> **ASSIGNMENT**: Would you copy each line of the data below that has "background"?

THE DATA START

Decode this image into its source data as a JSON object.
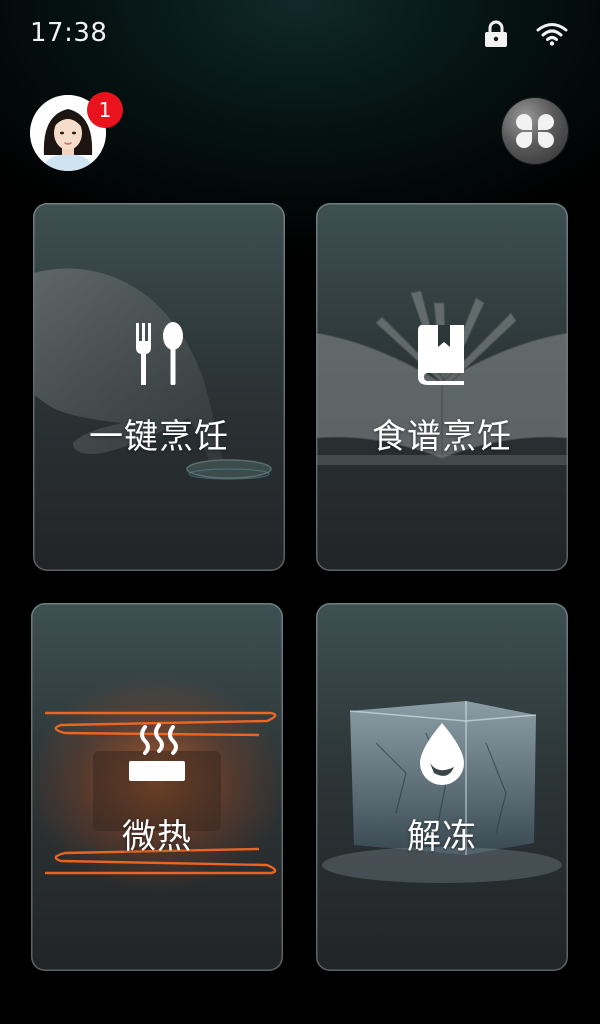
{
  "status_bar": {
    "time": "17:38",
    "icons": [
      "lock-icon",
      "wifi-icon"
    ]
  },
  "header": {
    "avatar": "user-avatar",
    "notification_count": "1",
    "apps_icon": "apps-grid-icon"
  },
  "cards": [
    {
      "label": "一键烹饪",
      "icon": "fork-spoon-icon",
      "background": "finger-pressing-button"
    },
    {
      "label": "食谱烹饪",
      "icon": "recipe-book-icon",
      "background": "open-book"
    },
    {
      "label": "微热",
      "icon": "steaming-dish-icon",
      "background": "heating-coil-oven"
    },
    {
      "label": "解冻",
      "icon": "water-drop-icon",
      "background": "ice-cube"
    }
  ],
  "colors": {
    "badge": "#e8131d",
    "heat_glow": "#ff6a1f",
    "card_top": "#3e5052",
    "card_bottom": "#222427"
  }
}
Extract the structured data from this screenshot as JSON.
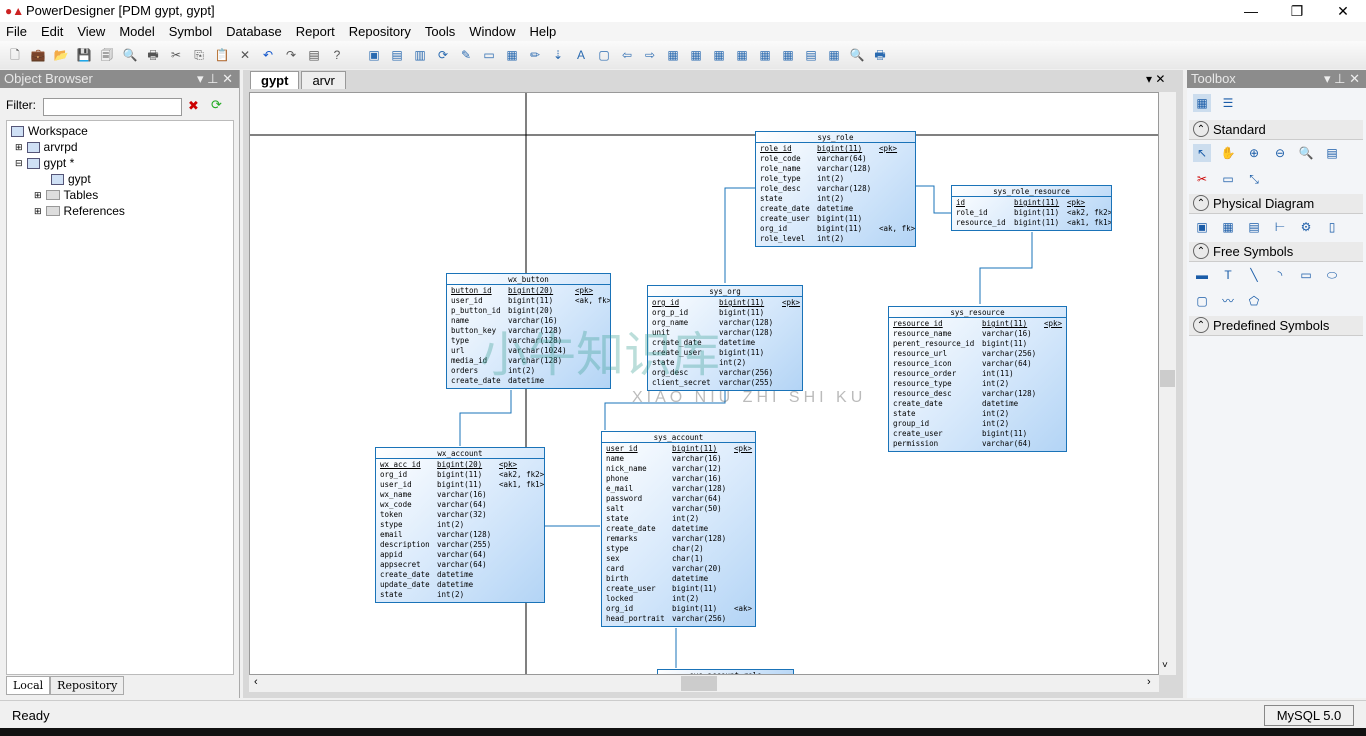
{
  "window": {
    "title": "PowerDesigner [PDM gypt, gypt]",
    "controls": [
      "—",
      "❐",
      "✕"
    ]
  },
  "menu": [
    "File",
    "Edit",
    "View",
    "Model",
    "Symbol",
    "Database",
    "Report",
    "Repository",
    "Tools",
    "Window",
    "Help"
  ],
  "toolbar_icons": [
    "new-icon",
    "new-project-icon",
    "open-icon",
    "save-icon",
    "save-all-icon",
    "print-preview-icon",
    "print-icon",
    "cut-icon",
    "copy-icon",
    "paste-icon",
    "delete-icon",
    "undo-icon",
    "redo-icon",
    "properties-icon",
    "help-icon"
  ],
  "object_browser": {
    "title": "Object Browser",
    "filter_label": "Filter:",
    "filter_value": "",
    "tree": [
      {
        "label": "Workspace",
        "level": 0
      },
      {
        "label": "arvrpd",
        "level": 1
      },
      {
        "label": "gypt *",
        "level": 1
      },
      {
        "label": "gypt",
        "level": 2
      },
      {
        "label": "Tables",
        "level": 2
      },
      {
        "label": "References",
        "level": 2
      }
    ],
    "tabs": [
      "Local",
      "Repository"
    ]
  },
  "editor": {
    "tabs": [
      "gypt",
      "arvr"
    ],
    "active_tab": "gypt"
  },
  "tables": [
    {
      "name": "sys_role",
      "cols": [
        [
          "role_id",
          "bigint(11)",
          "<pk>"
        ],
        [
          "role_code",
          "varchar(64)",
          ""
        ],
        [
          "role_name",
          "varchar(128)",
          ""
        ],
        [
          "role_type",
          "int(2)",
          ""
        ],
        [
          "role_desc",
          "varchar(128)",
          ""
        ],
        [
          "state",
          "int(2)",
          ""
        ],
        [
          "create_date",
          "datetime",
          ""
        ],
        [
          "create_user",
          "bigint(11)",
          ""
        ],
        [
          "org_id",
          "bigint(11)",
          "<ak, fk>"
        ],
        [
          "role_level",
          "int(2)",
          ""
        ]
      ]
    },
    {
      "name": "sys_role_resource",
      "cols": [
        [
          "id",
          "bigint(11)",
          "<pk>"
        ],
        [
          "role_id",
          "bigint(11)",
          "<ak2, fk2>"
        ],
        [
          "resource_id",
          "bigint(11)",
          "<ak1, fk1>"
        ]
      ]
    },
    {
      "name": "wx_button",
      "cols": [
        [
          "button_id",
          "bigint(20)",
          "<pk>"
        ],
        [
          "user_id",
          "bigint(11)",
          "<ak, fk>"
        ],
        [
          "p_button_id",
          "bigint(20)",
          ""
        ],
        [
          "name",
          "varchar(16)",
          ""
        ],
        [
          "button_key",
          "varchar(128)",
          ""
        ],
        [
          "type",
          "varchar(128)",
          ""
        ],
        [
          "url",
          "varchar(1024)",
          ""
        ],
        [
          "media_id",
          "varchar(128)",
          ""
        ],
        [
          "orders",
          "int(2)",
          ""
        ],
        [
          "create_date",
          "datetime",
          ""
        ]
      ]
    },
    {
      "name": "sys_org",
      "cols": [
        [
          "org_id",
          "bigint(11)",
          "<pk>"
        ],
        [
          "org_p_id",
          "bigint(11)",
          ""
        ],
        [
          "org_name",
          "varchar(128)",
          ""
        ],
        [
          "unit",
          "varchar(128)",
          ""
        ],
        [
          "create_date",
          "datetime",
          ""
        ],
        [
          "create_user",
          "bigint(11)",
          ""
        ],
        [
          "state",
          "int(2)",
          ""
        ],
        [
          "org_desc",
          "varchar(256)",
          ""
        ],
        [
          "client_secret",
          "varchar(255)",
          ""
        ]
      ]
    },
    {
      "name": "sys_resource",
      "cols": [
        [
          "resource_id",
          "bigint(11)",
          "<pk>"
        ],
        [
          "resource_name",
          "varchar(16)",
          ""
        ],
        [
          "perent_resource_id",
          "bigint(11)",
          ""
        ],
        [
          "resource_url",
          "varchar(256)",
          ""
        ],
        [
          "resource_icon",
          "varchar(64)",
          ""
        ],
        [
          "resource_order",
          "int(11)",
          ""
        ],
        [
          "resource_type",
          "int(2)",
          ""
        ],
        [
          "resource_desc",
          "varchar(128)",
          ""
        ],
        [
          "create_date",
          "datetime",
          ""
        ],
        [
          "state",
          "int(2)",
          ""
        ],
        [
          "group_id",
          "int(2)",
          ""
        ],
        [
          "create_user",
          "bigint(11)",
          ""
        ],
        [
          "permission",
          "varchar(64)",
          ""
        ]
      ]
    },
    {
      "name": "wx_account",
      "cols": [
        [
          "wx_acc_id",
          "bigint(20)",
          "<pk>"
        ],
        [
          "org_id",
          "bigint(11)",
          "<ak2, fk2>"
        ],
        [
          "user_id",
          "bigint(11)",
          "<ak1, fk1>"
        ],
        [
          "wx_name",
          "varchar(16)",
          ""
        ],
        [
          "wx_code",
          "varchar(64)",
          ""
        ],
        [
          "token",
          "varchar(32)",
          ""
        ],
        [
          "stype",
          "int(2)",
          ""
        ],
        [
          "email",
          "varchar(128)",
          ""
        ],
        [
          "description",
          "varchar(255)",
          ""
        ],
        [
          "appid",
          "varchar(64)",
          ""
        ],
        [
          "appsecret",
          "varchar(64)",
          ""
        ],
        [
          "create_date",
          "datetime",
          ""
        ],
        [
          "update_date",
          "datetime",
          ""
        ],
        [
          "state",
          "int(2)",
          ""
        ]
      ]
    },
    {
      "name": "sys_account",
      "cols": [
        [
          "user_id",
          "bigint(11)",
          "<pk>"
        ],
        [
          "name",
          "varchar(16)",
          ""
        ],
        [
          "nick_name",
          "varchar(12)",
          ""
        ],
        [
          "phone",
          "varchar(16)",
          ""
        ],
        [
          "e_mail",
          "varchar(128)",
          ""
        ],
        [
          "password",
          "varchar(64)",
          ""
        ],
        [
          "salt",
          "varchar(50)",
          ""
        ],
        [
          "state",
          "int(2)",
          ""
        ],
        [
          "create_date",
          "datetime",
          ""
        ],
        [
          "remarks",
          "varchar(128)",
          ""
        ],
        [
          "stype",
          "char(2)",
          ""
        ],
        [
          "sex",
          "char(1)",
          ""
        ],
        [
          "card",
          "varchar(20)",
          ""
        ],
        [
          "birth",
          "datetime",
          ""
        ],
        [
          "create_user",
          "bigint(11)",
          ""
        ],
        [
          "locked",
          "int(2)",
          ""
        ],
        [
          "org_id",
          "bigint(11)",
          "<ak>"
        ],
        [
          "head_portrait",
          "varchar(256)",
          ""
        ]
      ]
    },
    {
      "name": "sys_account_role",
      "cols": []
    }
  ],
  "watermark": {
    "cn": "小牛知识库",
    "en": "XIAO NIU ZHI SHI KU"
  },
  "toolbox": {
    "title": "Toolbox",
    "sections": [
      "Standard",
      "Physical Diagram",
      "Free Symbols",
      "Predefined Symbols"
    ]
  },
  "status": {
    "text": "Ready",
    "dbms": "MySQL 5.0"
  },
  "colors": {
    "table_border": "#1a73b8",
    "table_fill": "#b3d4f5"
  }
}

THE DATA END

> **OUTPUT**:
      "background": "finger-pressing-button"
      "background": "open-book"
      "background": "heating-coil-oven"
      "background": "ice-cube"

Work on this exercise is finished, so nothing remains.